Capt Edward Unwin VC CB CMG (1878 - 80)

When he left Conway in 1880 he joined Donald Currie’s sailing ships, then P & O and then the Egyptian Navy. He joined the Royal Navy in 1895.

During the war he was placed in command of the SS River Clyde, an old collier, which had been adapted to land 2,000 troops straight onto ‘V’ Beach at Gallipoli. Eight ports were fitted in the ship’s side level with the interior decks through which sloping gangways could be run out to facilitate speedy landing. Barges were made fast to her port side that could be used to form a floating bridge if she grounded too far out. When the ship grounded a hopper on the starboard side would manoeuvre to bridge the gap between ship and shore. 25 small boats were secured alongside, packed with soldiers who were to land first and cover the main disembarkation. V Beach was a natural amphitheater with perpendicular cliffs on one side and the castle and village of Seddul-Bahr on the other. The beach was steep and covered with barbed wire entanglements to below low watermark. Large numbers of Turkish troops were well dug in around the beach. It was expected to be a very difficult and costly undertaking; probably the most dangerous of all the planned landing beaches. Captain Unwin beached the River Clyde as planned but the hopper became stuck. He quickly realised that it could not be positioned in time to be of use so he went down into the lighters which had shot ahead as the ship lurched to a halt. He took a line from one of them and swam ashore where he hauled the lighters towards him, assisted by Seaman Williams who had followed him. Standing up to their shoulders in water they were fully exposed to exceptionally heavy rifle and machine-gun fire from the Turks and became obvious targets. It is said that for some hours 10,000 shots a minute fell in or close to the River Clyde. Against the odds they managed to establish a connection with the shore. The army brigade diary records: “Thanks to the extraordinary gallantry displayed by the naval party, the barges were got into some sort of position” As Unwin and Williams held the line taught, the soldiers swarmed forward but under unrelenting, withering fire few got ashore. The sea was soon crimson and awash with bodies. After about 40 minutes Williams was shot and collapsed into Unwin’s arms. Holding him up so he did not drown Unwin relinquished the rope to other sailors finally coming to their assistance. Unwin was 51, exhausted and frozen from the strain of holding the heavy barges whilst all but submerged in the sea, surrounded by death and destruction, but he got Williams to safety. Unwin returned to the ship himself needing urgent medical treatment for a heart complaint. For an hour, doctors tried to get his heart to work normally but against doctors’ orders he decided to go down into the hopper to try and improve the connection with the shore. Unwin was wounded by bullet splinters in the face and was forced to return to the ship for further treatment. He then took to a ship’s lifeboat and still under heavy fire began rescuing wounded men lying in the shallows. He continued until he collapsed through physical exhaustion.

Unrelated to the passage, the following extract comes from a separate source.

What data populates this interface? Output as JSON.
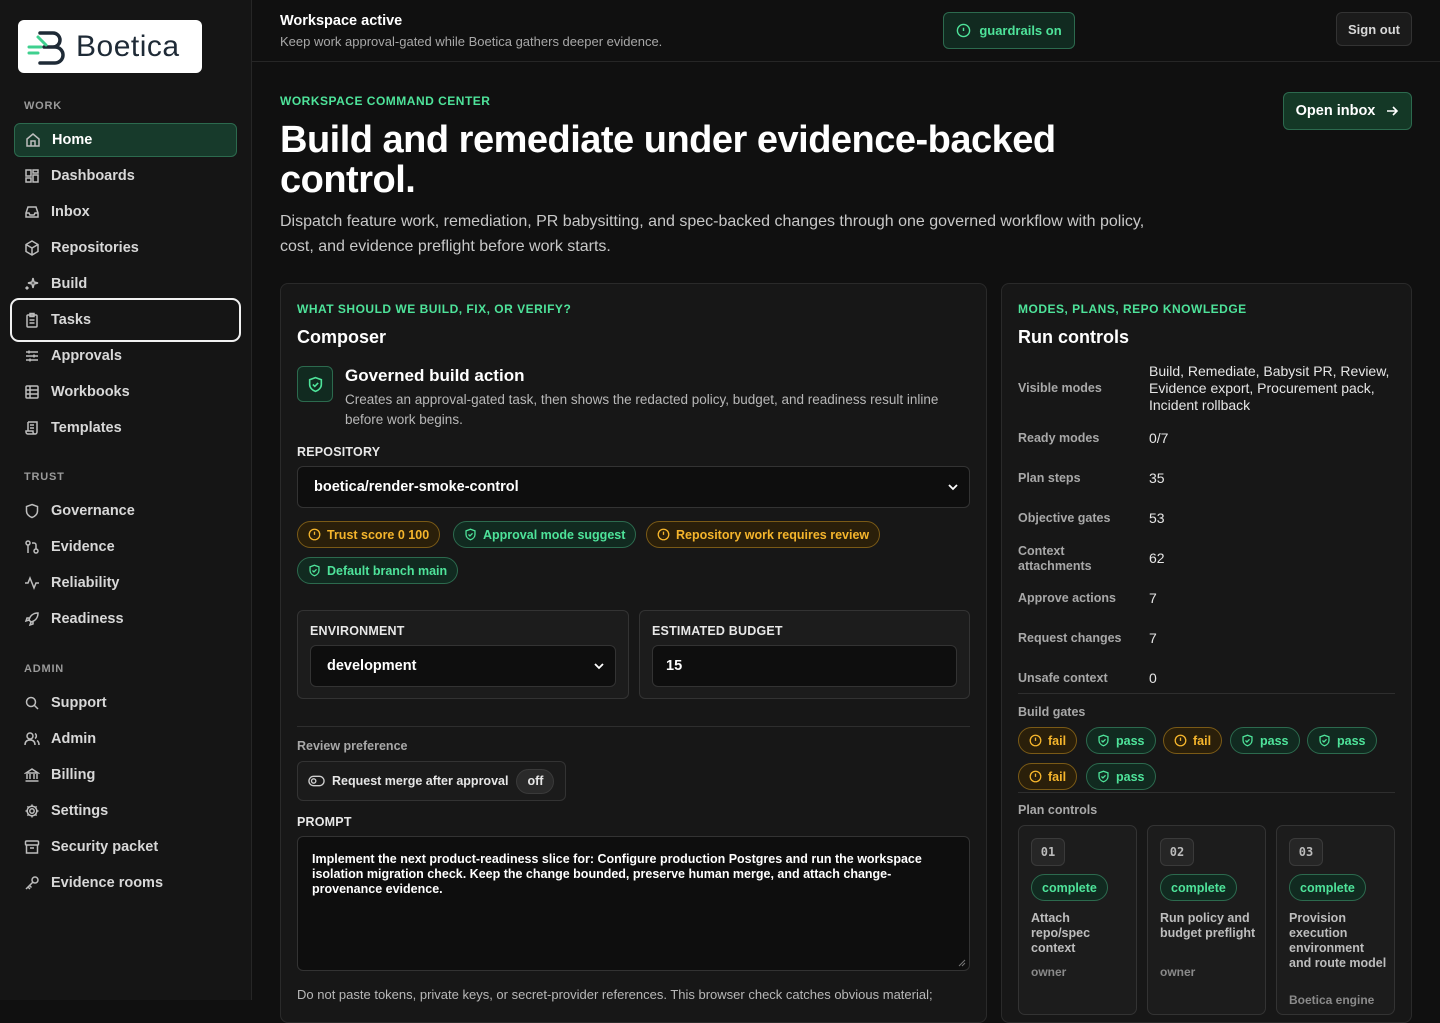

He was awarded the Victoria Cross, along with four other mariners from the River Clyde. His citation is here and details of his award are here and here.

                                                                       SS River Clyde unloading



                                                     View from the Bridge and view from the fort







A fifth VC? - Lt Col E B Boston (1908-10) CMG DSO

The December 1918 edition of the Cadet included the latest list of awards to OCs in the Great War. One of the entries claims that Lt Col E B Boston (Conway 08-10) CMG DSO had been awarded the VC. Later editions made no mention of this and I have been unable to find any reference of an award of the VC to him. REsearch  shows that the entry was a mistake.












HMS Conway - Click here to return to the menu Page Last Modified (D/M/Y): 10/3/11 HMS Conway - Click here to return to the menu